* [Data]:
☆ ☆ ☆ ☆ ☆

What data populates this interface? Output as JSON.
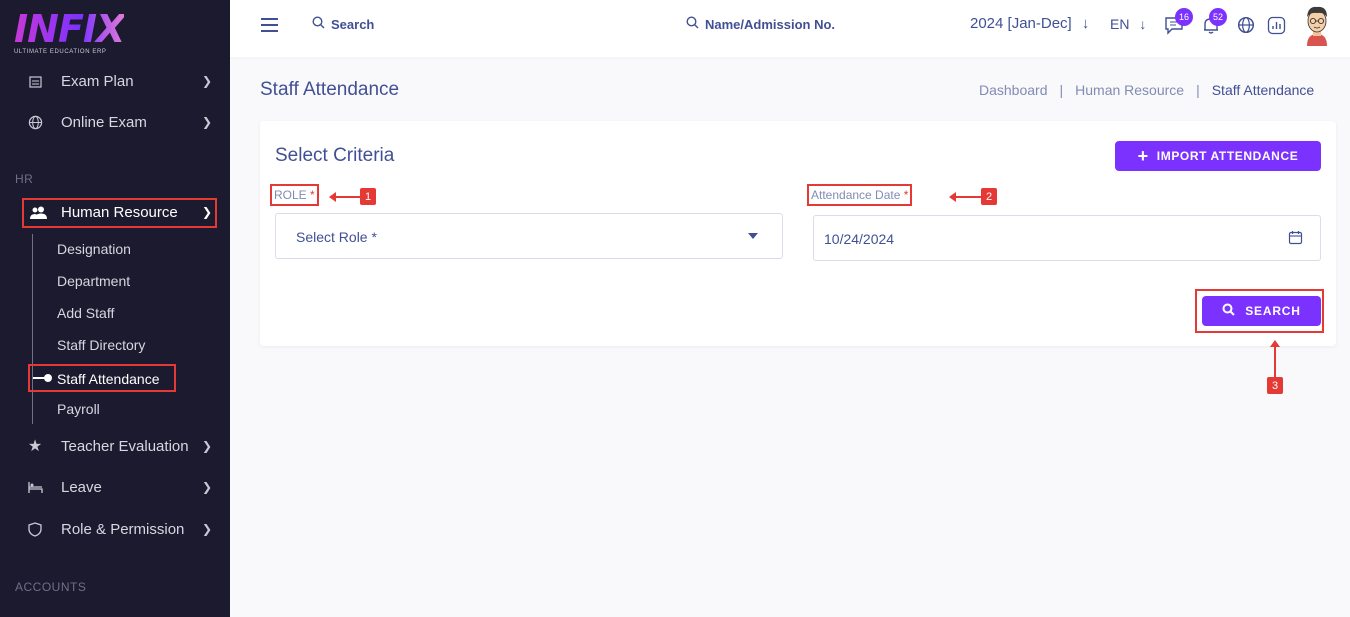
{
  "logo": {
    "text": "INFIX",
    "subtitle": "ULTIMATE EDUCATION ERP"
  },
  "sidebar": {
    "exam_plan": "Exam Plan",
    "online_exam": "Online Exam",
    "section_hr": "HR",
    "human_resource": "Human Resource",
    "submenu": [
      "Designation",
      "Department",
      "Add Staff",
      "Staff Directory",
      "Staff Attendance",
      "Payroll"
    ],
    "teacher_evaluation": "Teacher Evaluation",
    "leave": "Leave",
    "role_permission": "Role & Permission",
    "section_accounts": "ACCOUNTS"
  },
  "header": {
    "search_placeholder": "Search",
    "name_search": "Name/Admission No.",
    "year": "2024 [Jan-Dec]",
    "lang": "EN",
    "messages_count": "16",
    "notifications_count": "52"
  },
  "page": {
    "title": "Staff Attendance",
    "breadcrumb": [
      "Dashboard",
      "Human Resource",
      "Staff Attendance"
    ]
  },
  "form": {
    "title": "Select Criteria",
    "import_label": "IMPORT ATTENDANCE",
    "role_label": "ROLE",
    "role_placeholder": "Select Role *",
    "date_label": "Attendance Date",
    "date_value": "10/24/2024",
    "required_mark": "*",
    "search_label": "SEARCH"
  },
  "annotations": [
    "1",
    "2",
    "3"
  ],
  "colors": {
    "accent": "#7c32ff",
    "sidebar_bg": "#1b1a2e",
    "highlight": "#e53935",
    "text": "#415094"
  }
}
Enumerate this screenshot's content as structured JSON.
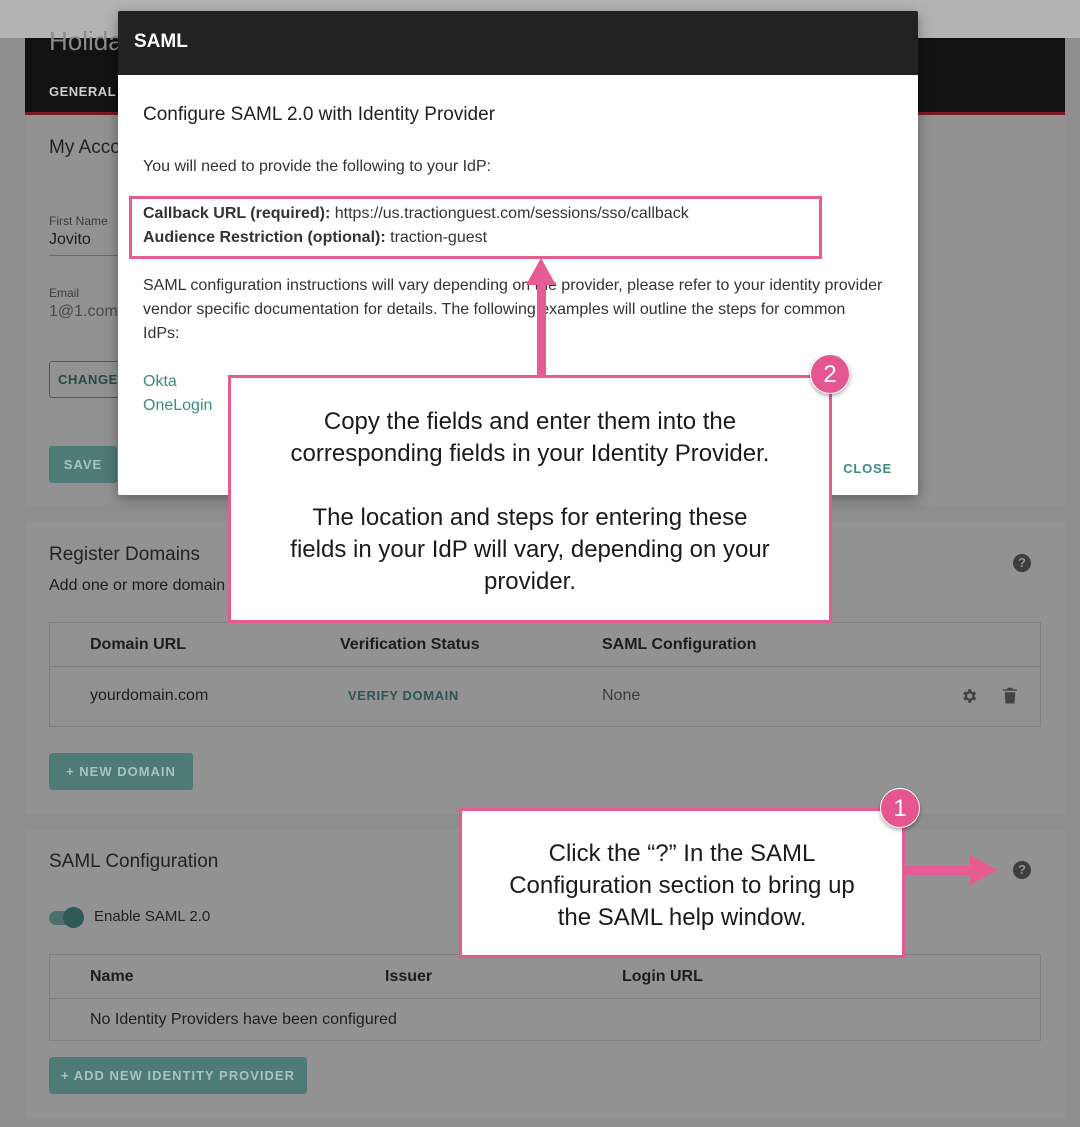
{
  "page": {
    "header_title": "Holida",
    "tab_general": "GENERAL"
  },
  "account": {
    "title": "My Acco",
    "first_name_label": "First Name",
    "first_name_value": "Jovito",
    "email_label": "Email",
    "email_value": "1@1.com",
    "change_button": "CHANGE",
    "save_button": "SAVE"
  },
  "domains": {
    "title": "Register Domains",
    "subtitle": "Add one or more domain",
    "columns": [
      "Domain URL",
      "Verification Status",
      "SAML Configuration"
    ],
    "rows": [
      {
        "url": "yourdomain.com",
        "status_action": "VERIFY DOMAIN",
        "saml": "None"
      }
    ],
    "new_domain_button": "+ NEW DOMAIN",
    "help_icon": "?"
  },
  "saml_config": {
    "title": "SAML Configuration",
    "toggle_label": "Enable SAML 2.0",
    "toggle_on": true,
    "columns": [
      "Name",
      "Issuer",
      "Login URL"
    ],
    "empty_message": "No Identity Providers have been configured",
    "add_provider_button": "+ ADD NEW IDENTITY PROVIDER",
    "help_icon": "?"
  },
  "modal": {
    "title": "SAML",
    "heading": "Configure SAML 2.0 with Identity Provider",
    "intro": "You will need to provide the following to your IdP:",
    "callback_label": "Callback URL (required):",
    "callback_value": "https://us.tractionguest.com/sessions/sso/callback",
    "audience_label": "Audience Restriction (optional):",
    "audience_value": "traction-guest",
    "instructions_line1": "SAML configuration instructions will vary depending on the provider, please refer to your identity provider",
    "instructions_line2": "vendor specific documentation for details. The following examples will outline the steps for common",
    "instructions_line3": "IdPs:",
    "link_okta": "Okta",
    "link_onelogin": "OneLogin",
    "close_button": "CLOSE"
  },
  "callouts": {
    "step2_badge": "2",
    "step2_line1": "Copy the fields and enter them into the",
    "step2_line2": "corresponding fields in your Identity Provider.",
    "step2_line3": "The location and steps for entering these",
    "step2_line4": "fields in your IdP will vary, depending on your",
    "step2_line5": "provider.",
    "step1_badge": "1",
    "step1_line1": "Click the “?” In the SAML",
    "step1_line2": "Configuration section to bring up",
    "step1_line3": "the SAML help window."
  },
  "colors": {
    "accent_pink": "#e55b92",
    "teal_link": "#3c8b84",
    "modal_header": "#222222"
  }
}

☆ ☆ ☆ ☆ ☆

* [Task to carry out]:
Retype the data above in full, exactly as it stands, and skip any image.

* [Result of the exercise]:
What data populates this interface? Output as JSON.
{
  "logo": {
    "text": "INFIX",
    "subtitle": "ULTIMATE EDUCATION ERP"
  },
  "sidebar": {
    "exam_plan": "Exam Plan",
    "online_exam": "Online Exam",
    "section_hr": "HR",
    "human_resource": "Human Resource",
    "submenu": [
      "Designation",
      "Department",
      "Add Staff",
      "Staff Directory",
      "Staff Attendance",
      "Payroll"
    ],
    "teacher_evaluation": "Teacher Evaluation",
    "leave": "Leave",
    "role_permission": "Role & Permission",
    "section_accounts": "ACCOUNTS"
  },
  "header": {
    "search_placeholder": "Search",
    "name_search": "Name/Admission No.",
    "year": "2024 [Jan-Dec]",
    "lang": "EN",
    "messages_count": "16",
    "notifications_count": "52"
  },
  "page": {
    "title": "Staff Attendance",
    "breadcrumb": [
      "Dashboard",
      "Human Resource",
      "Staff Attendance"
    ]
  },
  "form": {
    "title": "Select Criteria",
    "import_label": "IMPORT ATTENDANCE",
    "role_label": "ROLE",
    "role_placeholder": "Select Role *",
    "date_label": "Attendance Date",
    "date_value": "10/24/2024",
    "required_mark": "*",
    "search_label": "SEARCH"
  },
  "annotations": [
    "1",
    "2",
    "3"
  ],
  "colors": {
    "accent": "#7c32ff",
    "sidebar_bg": "#1b1a2e",
    "highlight": "#e53935",
    "text": "#415094"
  }
}
Enumerate this screenshot's content as structured JSON.
{
  "page": {
    "header_title": "Holida",
    "tab_general": "GENERAL"
  },
  "account": {
    "title": "My Acco",
    "first_name_label": "First Name",
    "first_name_value": "Jovito",
    "email_label": "Email",
    "email_value": "1@1.com",
    "change_button": "CHANGE",
    "save_button": "SAVE"
  },
  "domains": {
    "title": "Register Domains",
    "subtitle": "Add one or more domain",
    "columns": [
      "Domain URL",
      "Verification Status",
      "SAML Configuration"
    ],
    "rows": [
      {
        "url": "yourdomain.com",
        "status_action": "VERIFY DOMAIN",
        "saml": "None"
      }
    ],
    "new_domain_button": "+ NEW DOMAIN",
    "help_icon": "?"
  },
  "saml_config": {
    "title": "SAML Configuration",
    "toggle_label": "Enable SAML 2.0",
    "toggle_on": true,
    "columns": [
      "Name",
      "Issuer",
      "Login URL"
    ],
    "empty_message": "No Identity Providers have been configured",
    "add_provider_button": "+ ADD NEW IDENTITY PROVIDER",
    "help_icon": "?"
  },
  "modal": {
    "title": "SAML",
    "heading": "Configure SAML 2.0 with Identity Provider",
    "intro": "You will need to provide the following to your IdP:",
    "callback_label": "Callback URL (required):",
    "callback_value": "https://us.tractionguest.com/sessions/sso/callback",
    "audience_label": "Audience Restriction (optional):",
    "audience_value": "traction-guest",
    "instructions_line1": "SAML configuration instructions will vary depending on the provider, please refer to your identity provider",
    "instructions_line2": "vendor specific documentation for details. The following examples will outline the steps for common",
    "instructions_line3": "IdPs:",
    "link_okta": "Okta",
    "link_onelogin": "OneLogin",
    "close_button": "CLOSE"
  },
  "callouts": {
    "step2_badge": "2",
    "step2_line1": "Copy the fields and enter them into the",
    "step2_line2": "corresponding fields in your Identity Provider.",
    "step2_line3": "The location and steps for entering these",
    "step2_line4": "fields in your IdP will vary, depending on your",
    "step2_line5": "provider.",
    "step1_badge": "1",
    "step1_line1": "Click the “?” In the SAML",
    "step1_line2": "Configuration section to bring up",
    "step1_line3": "the SAML help window."
  },
  "colors": {
    "accent_pink": "#e55b92",
    "teal_link": "#3c8b84",
    "modal_header": "#222222"
  }
}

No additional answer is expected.